Legislation to clarify the ban on political contributions from foreign nationals is ready for the Senate floor.
Federal law already prohibits donations from foreigners and foreign entities to elections. However, a decision the Federal Elections Commission (FEC) issued in November opened the door to foreign donations for state ballot initiatives.
A bill filed by Sen. Jason Brodeur (SB 1352) would ban contributions from foreign governments, foreign political parties, foreign businesses and foreign citizens, as well as people who aren’t U.S. citizens and who aren’t granted permanent residence. That doesn’t include dual citizens.
As the Senate Rules Committee considered Brodeur’s bill on Wednesday, the Sanford Republican told committee members his proposal falls into the “I thought this was already illegal” category.
“We are putting (on) belts and suspenders and making sure people understand that,” he continued.
A change to the bill accepted Wednesday further clarified that domestic subsidiaries of foreign companies could contribute to campaigns, drawing on additional FEC guidance.
“If we think of corporations like Greenpeace or Toyota who have operations here in the U.S., those U.S. subsidiaries would still be able to participate,” Brodeur said.
Following the FEC ruling, U.S. Sen. Marco Rubio became the highest-ranking Republican to oppose opening the door to foreign contributions. He called the possibility of Chinese or Russian involvement in ballot initiatives worrying.
The House State Affairs Committee is expected to consider a similar bill (HB 921) Wednesday afternoon, carried by Eucheeanna Republican Rep. Brad Drake. On top of banning foreign contributions, a draft version of that measure would revise the $3,000 limit on donations to political committees that are gathering signatures for a ballot initiative to only apply to non-Floridians and committees that don’t have a registered office in Florida.
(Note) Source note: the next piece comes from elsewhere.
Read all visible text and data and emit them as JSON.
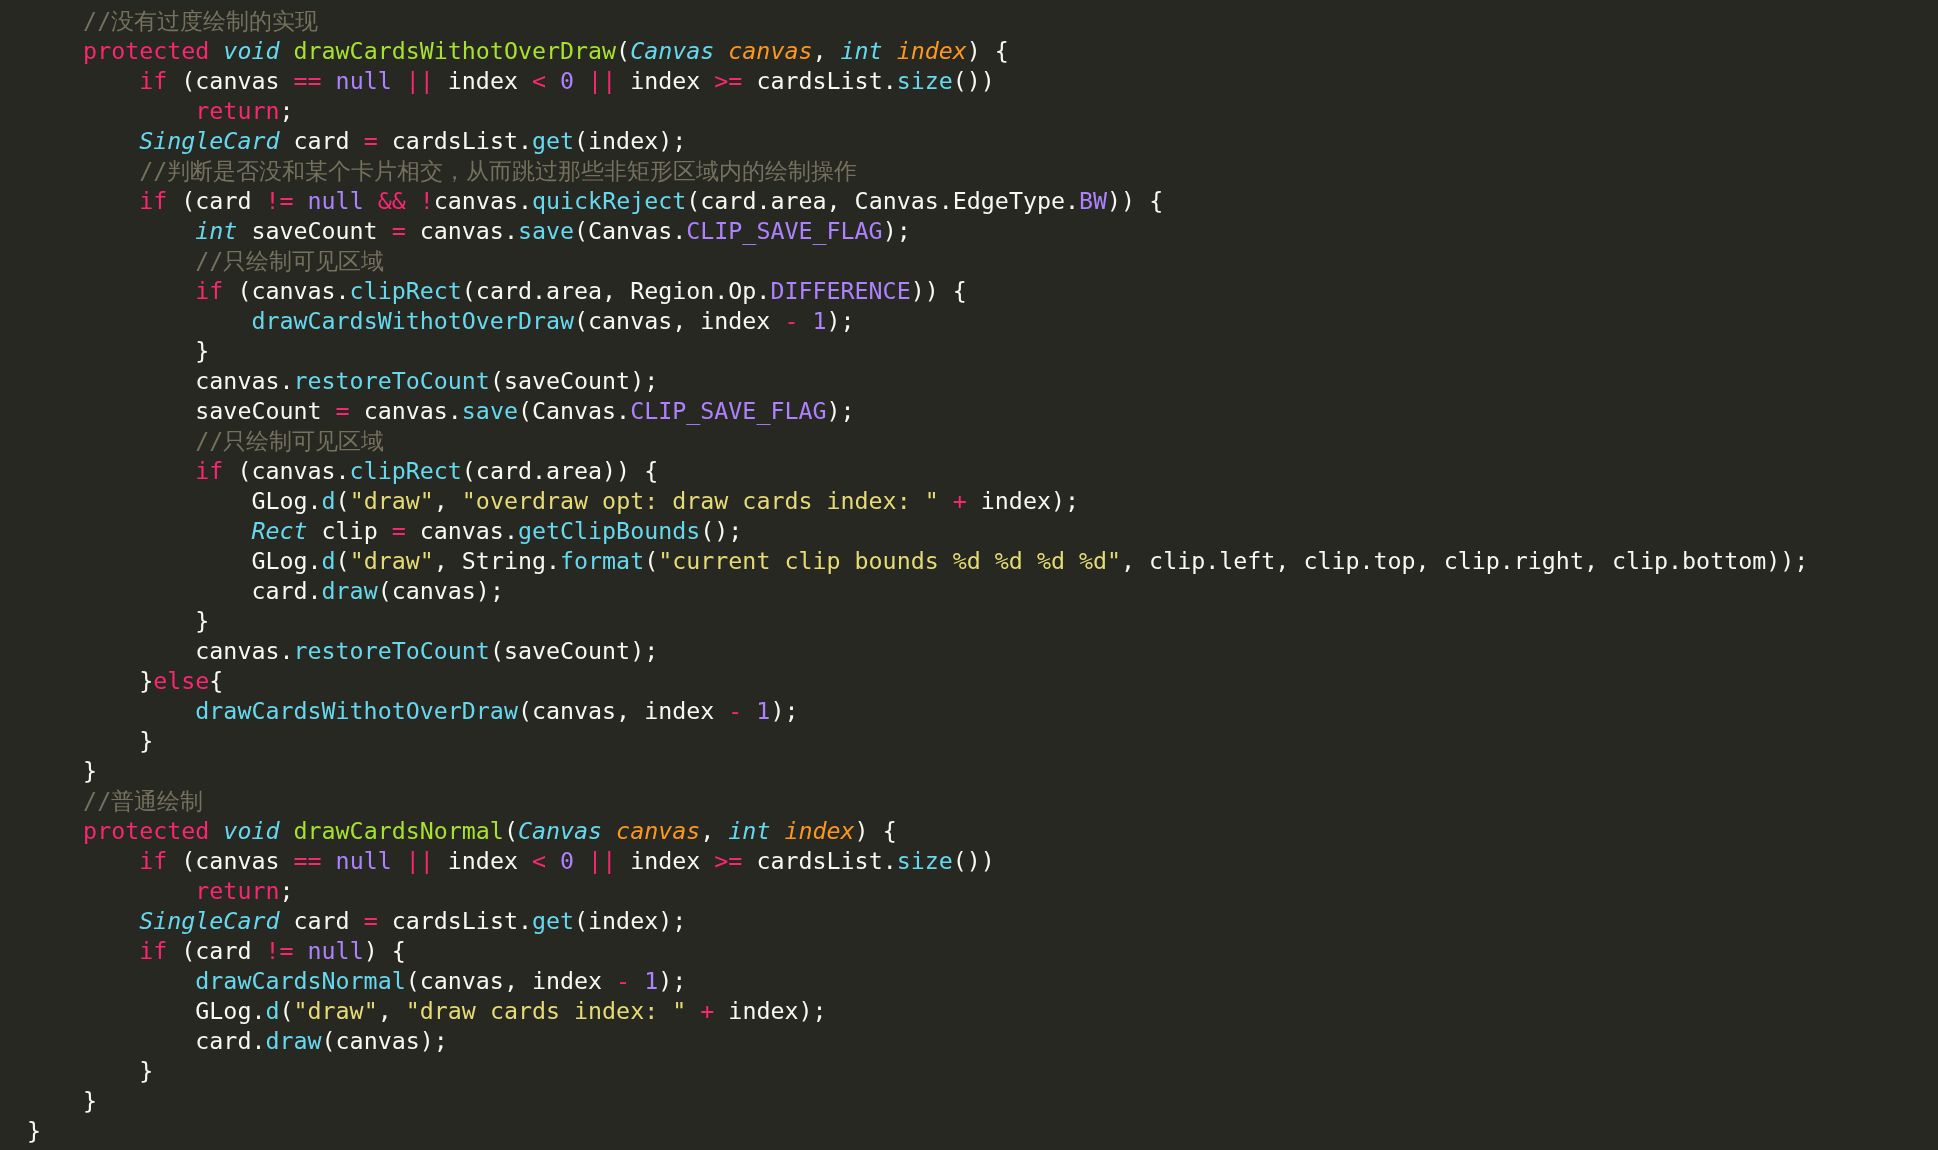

Lawmakers last year passed the $3,000 limit during signature gathering in an effort Republicans say aims to limit out-of-state interests from influencing amendments to Florida’s Constitution. Unlike that proposal, which Democrats framed as an attempt to curb ballot initiatives opposed by Republican lawmakers, the foreign nationals legislation has bipartisan support.
If approved, the bills would take effect July 1.
Following the bills’ hearings Wednesday, the measures will be ready for consideration on both the House and Senate floors.